#### The task
The answer must be every line of the records below that contains the word "کنید", copied out.

Records for this exercise START

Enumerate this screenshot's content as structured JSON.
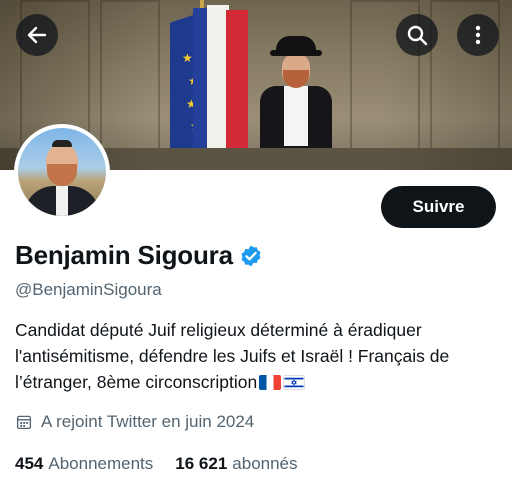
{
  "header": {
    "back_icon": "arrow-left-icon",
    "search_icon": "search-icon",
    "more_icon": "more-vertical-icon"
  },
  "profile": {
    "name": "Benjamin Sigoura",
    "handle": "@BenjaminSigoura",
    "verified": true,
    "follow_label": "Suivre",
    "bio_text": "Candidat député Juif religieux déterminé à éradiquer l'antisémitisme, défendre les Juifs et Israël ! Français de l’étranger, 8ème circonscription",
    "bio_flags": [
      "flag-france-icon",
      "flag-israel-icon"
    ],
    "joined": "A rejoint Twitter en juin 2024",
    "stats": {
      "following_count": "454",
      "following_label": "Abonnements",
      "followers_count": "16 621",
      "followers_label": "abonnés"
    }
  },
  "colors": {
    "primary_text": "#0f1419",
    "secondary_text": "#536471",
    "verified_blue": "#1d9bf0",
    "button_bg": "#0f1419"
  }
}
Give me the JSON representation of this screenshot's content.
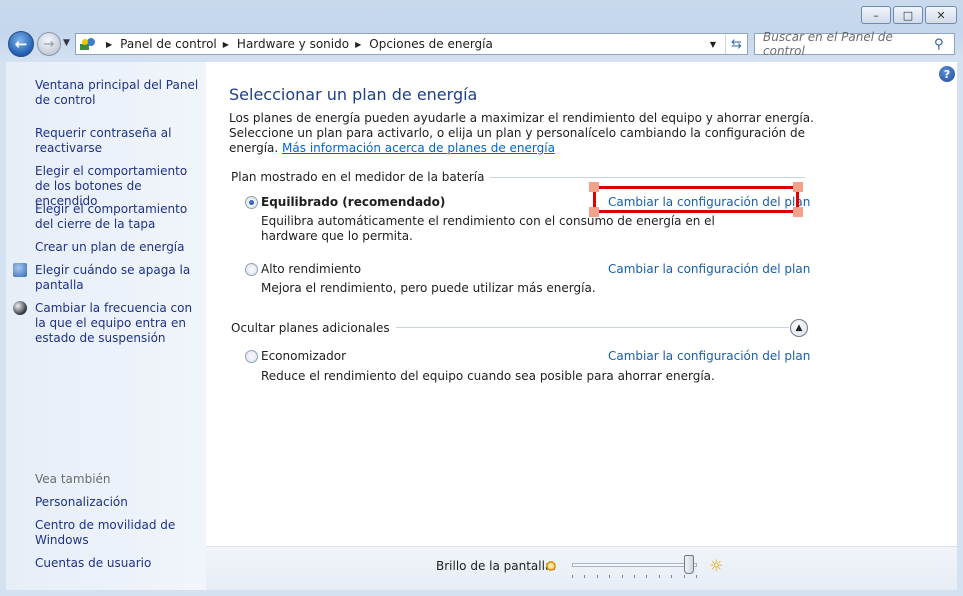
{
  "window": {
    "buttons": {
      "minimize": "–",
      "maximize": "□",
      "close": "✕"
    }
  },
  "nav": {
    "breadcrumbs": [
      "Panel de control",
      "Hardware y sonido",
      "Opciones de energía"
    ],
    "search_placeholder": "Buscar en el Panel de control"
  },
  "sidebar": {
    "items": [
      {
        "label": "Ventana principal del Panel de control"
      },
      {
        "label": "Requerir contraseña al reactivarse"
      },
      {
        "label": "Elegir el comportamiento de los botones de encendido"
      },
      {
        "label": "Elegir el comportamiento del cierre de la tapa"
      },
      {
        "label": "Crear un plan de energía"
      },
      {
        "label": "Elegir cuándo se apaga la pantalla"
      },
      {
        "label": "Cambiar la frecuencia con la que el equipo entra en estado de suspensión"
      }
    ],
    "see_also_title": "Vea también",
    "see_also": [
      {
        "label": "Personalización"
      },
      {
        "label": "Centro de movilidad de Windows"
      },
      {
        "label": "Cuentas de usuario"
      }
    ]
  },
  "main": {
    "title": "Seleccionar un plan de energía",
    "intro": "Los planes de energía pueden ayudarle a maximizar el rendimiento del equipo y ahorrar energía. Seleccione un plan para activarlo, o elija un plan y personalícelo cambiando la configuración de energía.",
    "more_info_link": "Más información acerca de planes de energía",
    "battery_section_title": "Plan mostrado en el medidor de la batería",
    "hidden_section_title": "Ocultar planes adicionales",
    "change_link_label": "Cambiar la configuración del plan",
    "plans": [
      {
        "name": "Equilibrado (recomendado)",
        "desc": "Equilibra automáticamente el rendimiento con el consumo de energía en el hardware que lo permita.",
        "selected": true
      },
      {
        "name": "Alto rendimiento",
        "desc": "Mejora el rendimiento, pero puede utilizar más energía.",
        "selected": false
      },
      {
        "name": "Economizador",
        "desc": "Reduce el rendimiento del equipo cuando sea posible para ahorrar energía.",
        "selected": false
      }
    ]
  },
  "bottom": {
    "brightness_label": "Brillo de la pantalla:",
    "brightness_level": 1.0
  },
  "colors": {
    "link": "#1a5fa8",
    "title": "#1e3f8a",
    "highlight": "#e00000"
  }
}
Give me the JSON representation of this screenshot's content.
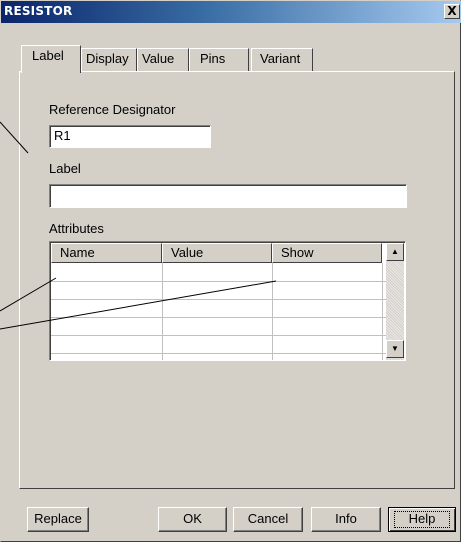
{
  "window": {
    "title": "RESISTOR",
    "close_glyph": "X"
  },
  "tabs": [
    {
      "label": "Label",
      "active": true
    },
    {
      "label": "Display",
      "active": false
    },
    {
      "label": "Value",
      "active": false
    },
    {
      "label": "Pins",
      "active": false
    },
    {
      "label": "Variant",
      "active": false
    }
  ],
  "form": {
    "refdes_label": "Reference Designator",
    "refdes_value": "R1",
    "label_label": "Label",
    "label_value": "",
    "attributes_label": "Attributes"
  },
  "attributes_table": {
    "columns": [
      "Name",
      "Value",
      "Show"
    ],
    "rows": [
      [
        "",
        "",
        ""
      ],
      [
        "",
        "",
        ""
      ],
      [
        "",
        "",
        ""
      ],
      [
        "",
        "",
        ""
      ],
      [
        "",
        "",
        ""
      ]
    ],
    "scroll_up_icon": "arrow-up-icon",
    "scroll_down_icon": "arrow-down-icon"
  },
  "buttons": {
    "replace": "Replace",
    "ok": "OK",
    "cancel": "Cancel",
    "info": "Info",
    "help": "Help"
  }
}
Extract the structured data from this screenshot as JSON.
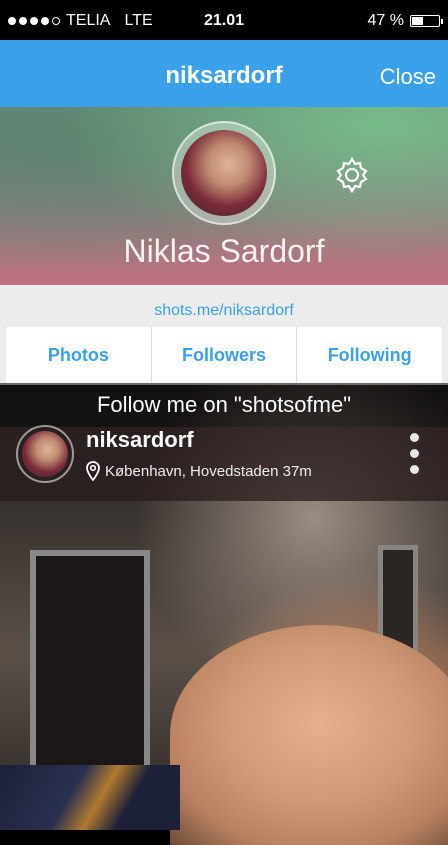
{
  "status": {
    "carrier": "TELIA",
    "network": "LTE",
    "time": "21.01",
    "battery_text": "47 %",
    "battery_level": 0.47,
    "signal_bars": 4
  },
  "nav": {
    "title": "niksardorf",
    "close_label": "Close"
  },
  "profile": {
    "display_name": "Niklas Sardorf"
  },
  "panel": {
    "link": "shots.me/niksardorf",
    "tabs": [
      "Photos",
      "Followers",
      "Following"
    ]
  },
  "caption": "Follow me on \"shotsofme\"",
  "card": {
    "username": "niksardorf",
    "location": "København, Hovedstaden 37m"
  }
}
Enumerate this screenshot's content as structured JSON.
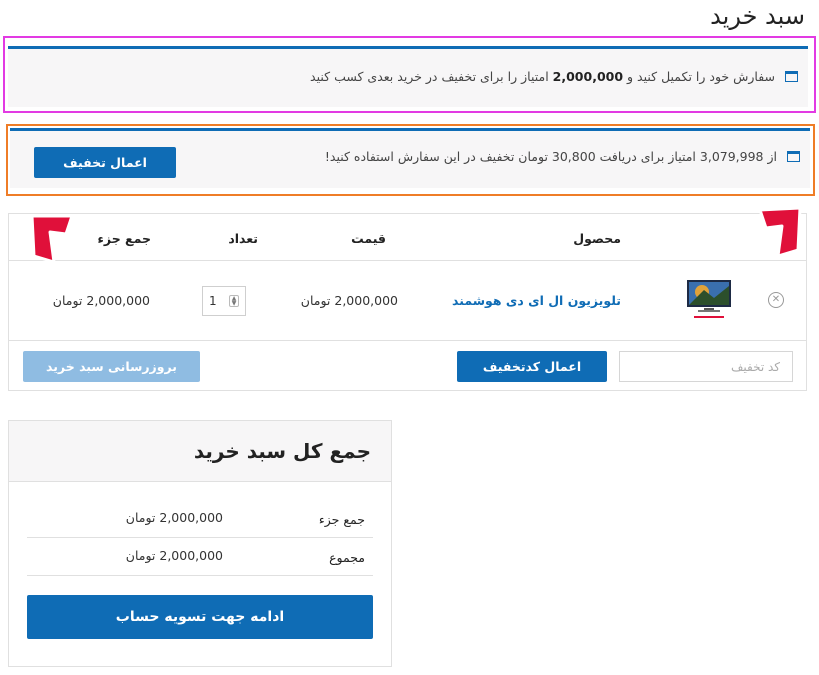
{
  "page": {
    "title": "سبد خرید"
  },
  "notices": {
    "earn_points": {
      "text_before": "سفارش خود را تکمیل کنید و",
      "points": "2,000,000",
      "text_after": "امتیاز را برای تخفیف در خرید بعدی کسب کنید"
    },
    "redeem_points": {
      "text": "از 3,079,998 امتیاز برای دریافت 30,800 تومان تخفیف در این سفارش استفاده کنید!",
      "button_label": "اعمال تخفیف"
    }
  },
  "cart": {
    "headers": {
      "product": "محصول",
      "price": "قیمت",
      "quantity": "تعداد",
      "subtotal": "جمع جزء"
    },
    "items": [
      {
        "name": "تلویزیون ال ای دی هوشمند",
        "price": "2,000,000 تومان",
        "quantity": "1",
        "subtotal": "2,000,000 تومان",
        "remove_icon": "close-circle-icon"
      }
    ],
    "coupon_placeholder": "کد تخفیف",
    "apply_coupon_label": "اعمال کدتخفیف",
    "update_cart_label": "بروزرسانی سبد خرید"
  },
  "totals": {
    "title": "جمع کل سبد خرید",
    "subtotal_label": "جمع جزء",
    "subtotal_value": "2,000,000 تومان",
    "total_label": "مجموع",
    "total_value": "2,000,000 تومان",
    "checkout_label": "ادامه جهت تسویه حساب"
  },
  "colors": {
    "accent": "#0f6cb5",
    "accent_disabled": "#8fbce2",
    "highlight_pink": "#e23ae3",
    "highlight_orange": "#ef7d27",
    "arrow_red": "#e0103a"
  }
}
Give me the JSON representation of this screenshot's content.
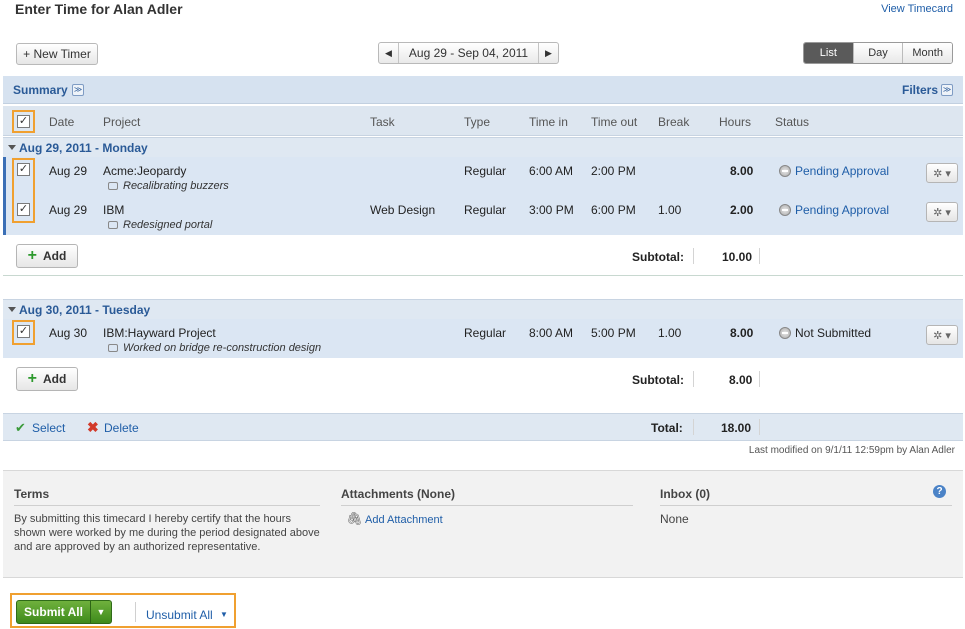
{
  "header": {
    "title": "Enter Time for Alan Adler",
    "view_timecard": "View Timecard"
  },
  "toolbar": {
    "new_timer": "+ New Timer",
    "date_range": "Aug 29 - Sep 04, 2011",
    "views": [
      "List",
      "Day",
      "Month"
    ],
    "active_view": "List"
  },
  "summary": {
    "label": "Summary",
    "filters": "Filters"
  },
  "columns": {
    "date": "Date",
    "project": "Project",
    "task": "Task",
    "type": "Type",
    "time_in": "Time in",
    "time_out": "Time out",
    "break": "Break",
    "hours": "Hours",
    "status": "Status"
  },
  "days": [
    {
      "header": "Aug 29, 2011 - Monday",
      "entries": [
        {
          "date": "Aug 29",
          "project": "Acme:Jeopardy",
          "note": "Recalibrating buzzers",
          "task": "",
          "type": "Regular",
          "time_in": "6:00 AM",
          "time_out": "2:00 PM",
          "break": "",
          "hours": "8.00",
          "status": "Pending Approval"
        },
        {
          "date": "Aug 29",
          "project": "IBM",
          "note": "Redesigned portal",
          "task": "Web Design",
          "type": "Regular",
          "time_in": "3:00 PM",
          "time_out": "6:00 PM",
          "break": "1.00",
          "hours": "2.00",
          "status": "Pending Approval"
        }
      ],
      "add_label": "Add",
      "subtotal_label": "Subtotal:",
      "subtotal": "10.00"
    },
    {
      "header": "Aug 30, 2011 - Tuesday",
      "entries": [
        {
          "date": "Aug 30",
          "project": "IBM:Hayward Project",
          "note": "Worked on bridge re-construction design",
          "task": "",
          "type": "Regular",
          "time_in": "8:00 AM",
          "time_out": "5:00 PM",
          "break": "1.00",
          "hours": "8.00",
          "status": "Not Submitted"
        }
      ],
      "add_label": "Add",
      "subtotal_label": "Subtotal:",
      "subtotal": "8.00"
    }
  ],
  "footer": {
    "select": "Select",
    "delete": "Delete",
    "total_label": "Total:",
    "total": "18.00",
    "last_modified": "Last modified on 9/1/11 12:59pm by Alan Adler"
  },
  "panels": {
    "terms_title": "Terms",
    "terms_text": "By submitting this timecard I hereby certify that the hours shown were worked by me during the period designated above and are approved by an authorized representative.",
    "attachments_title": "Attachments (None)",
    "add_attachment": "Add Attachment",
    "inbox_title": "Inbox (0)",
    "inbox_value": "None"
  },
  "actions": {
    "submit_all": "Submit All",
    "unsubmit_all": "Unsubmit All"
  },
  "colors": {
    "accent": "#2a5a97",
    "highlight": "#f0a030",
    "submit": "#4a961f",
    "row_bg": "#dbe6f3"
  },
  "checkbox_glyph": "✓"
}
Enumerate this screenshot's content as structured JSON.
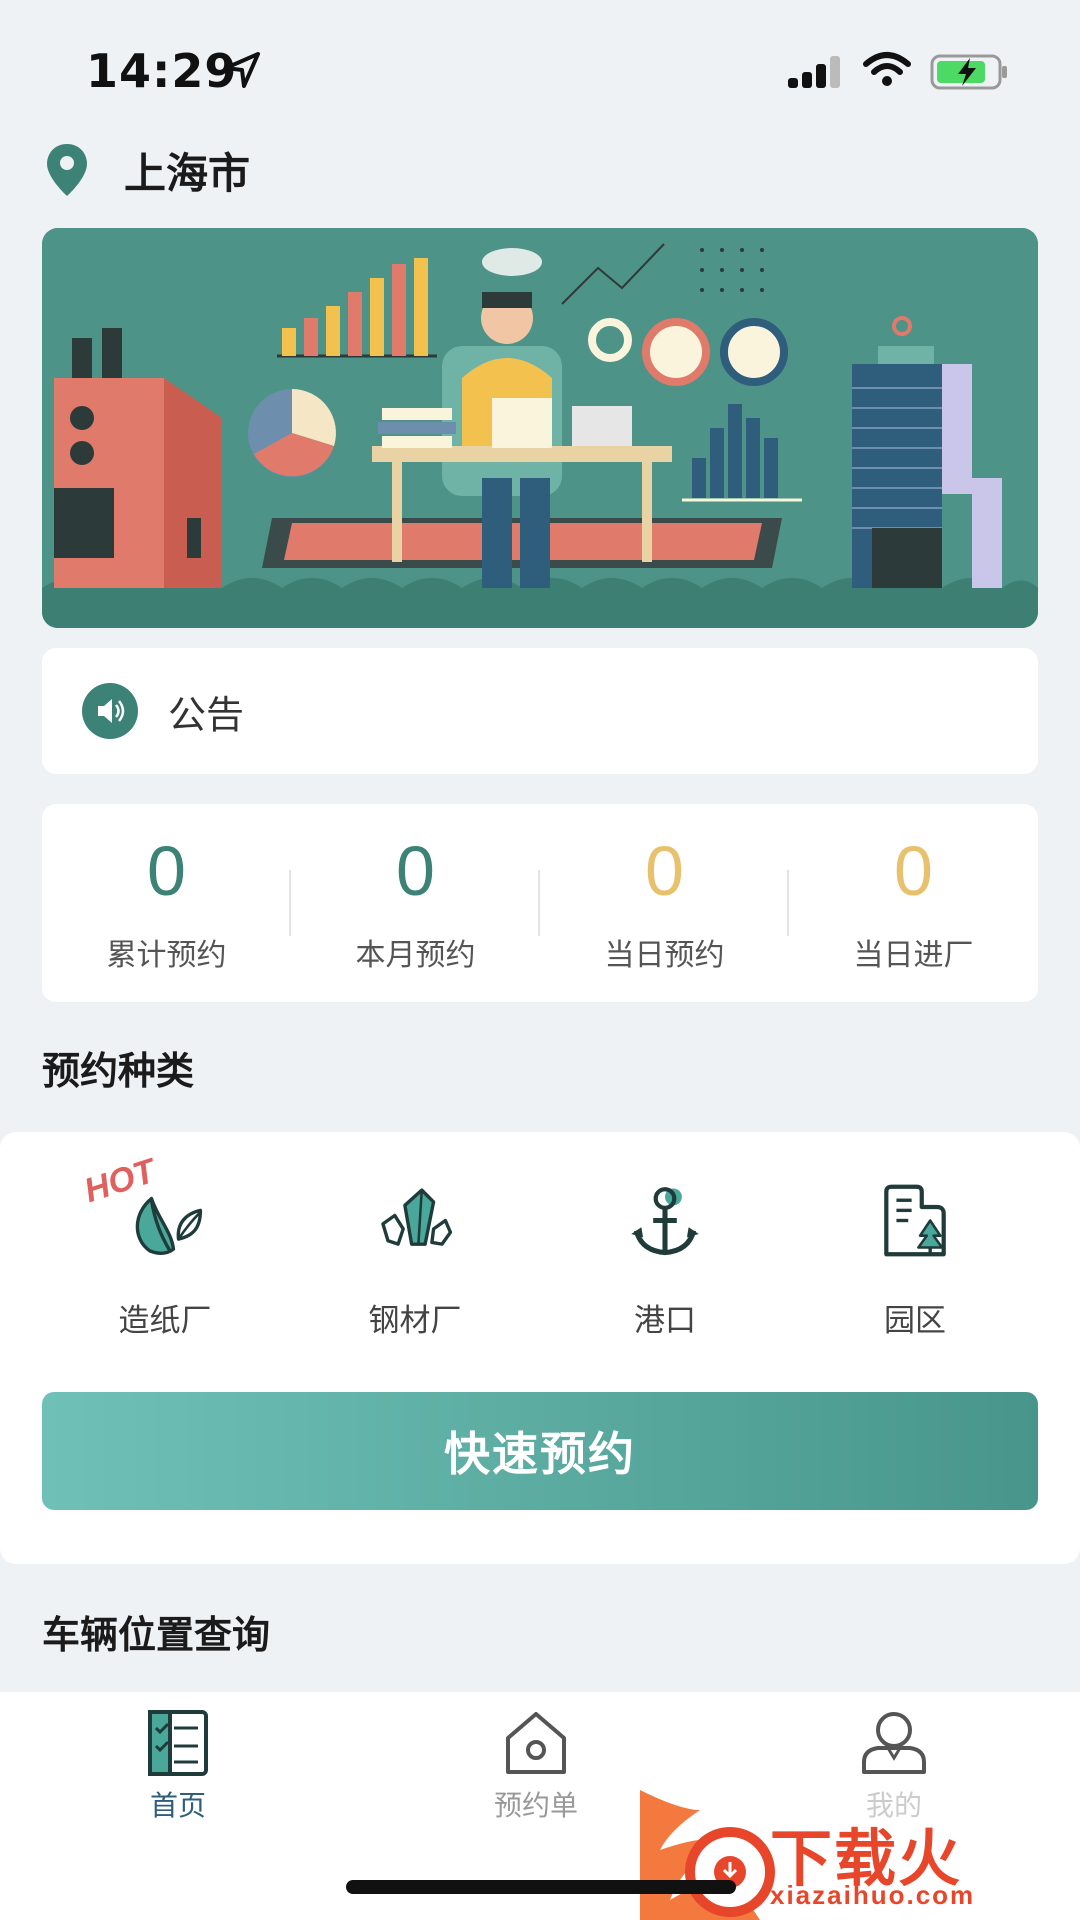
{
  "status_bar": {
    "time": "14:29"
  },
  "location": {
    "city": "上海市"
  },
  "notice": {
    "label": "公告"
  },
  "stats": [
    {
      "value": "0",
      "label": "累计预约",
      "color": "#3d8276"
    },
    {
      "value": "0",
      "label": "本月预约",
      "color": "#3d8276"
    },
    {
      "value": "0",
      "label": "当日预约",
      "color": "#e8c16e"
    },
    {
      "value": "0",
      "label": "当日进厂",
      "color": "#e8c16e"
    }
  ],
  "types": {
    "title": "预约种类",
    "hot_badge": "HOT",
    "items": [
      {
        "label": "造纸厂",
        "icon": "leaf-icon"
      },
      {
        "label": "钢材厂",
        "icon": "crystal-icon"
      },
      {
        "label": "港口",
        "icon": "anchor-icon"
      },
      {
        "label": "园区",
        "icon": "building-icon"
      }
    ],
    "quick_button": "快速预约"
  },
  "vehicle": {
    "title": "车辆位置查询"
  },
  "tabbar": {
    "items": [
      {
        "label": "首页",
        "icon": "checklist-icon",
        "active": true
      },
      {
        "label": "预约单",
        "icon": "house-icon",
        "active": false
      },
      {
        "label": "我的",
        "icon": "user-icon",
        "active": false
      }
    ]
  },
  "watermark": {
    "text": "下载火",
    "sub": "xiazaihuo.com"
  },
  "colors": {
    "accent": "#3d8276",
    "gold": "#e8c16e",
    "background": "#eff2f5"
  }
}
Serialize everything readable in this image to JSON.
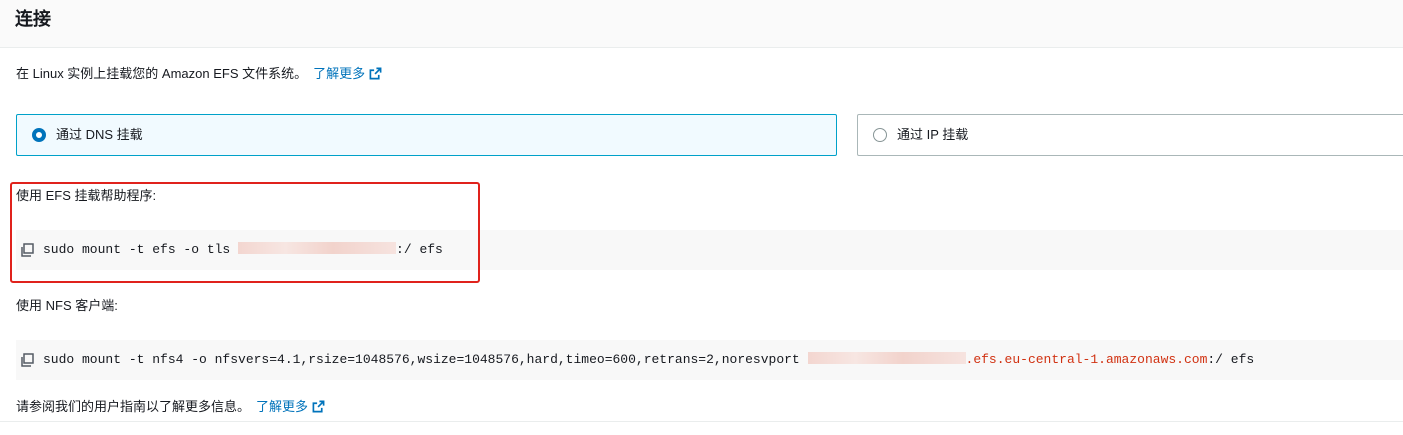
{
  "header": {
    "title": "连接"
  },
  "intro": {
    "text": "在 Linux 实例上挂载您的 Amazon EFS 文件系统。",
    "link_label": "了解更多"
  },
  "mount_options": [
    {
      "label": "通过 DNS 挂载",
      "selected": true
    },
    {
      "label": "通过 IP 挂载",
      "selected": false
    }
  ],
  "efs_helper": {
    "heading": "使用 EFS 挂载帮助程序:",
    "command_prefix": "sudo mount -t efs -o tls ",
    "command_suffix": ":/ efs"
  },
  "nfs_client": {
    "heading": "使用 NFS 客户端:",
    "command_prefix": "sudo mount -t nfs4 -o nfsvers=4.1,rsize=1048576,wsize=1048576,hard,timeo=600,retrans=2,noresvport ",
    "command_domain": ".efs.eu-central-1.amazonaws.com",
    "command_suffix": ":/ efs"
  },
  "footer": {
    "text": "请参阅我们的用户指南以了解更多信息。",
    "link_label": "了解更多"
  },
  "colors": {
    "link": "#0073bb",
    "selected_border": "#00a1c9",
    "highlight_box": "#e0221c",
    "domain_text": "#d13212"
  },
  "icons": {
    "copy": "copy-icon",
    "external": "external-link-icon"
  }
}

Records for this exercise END

#### Answer to the exercise
      "text_before": "سفارش خود را تکمیل کنید و",
      "text_after": "امتیاز را برای تخفیف در خرید بعدی کسب کنید"
      "text": "از 3,079,998 امتیاز برای دریافت 30,800 تومان تخفیف در این سفارش استفاده کنید!",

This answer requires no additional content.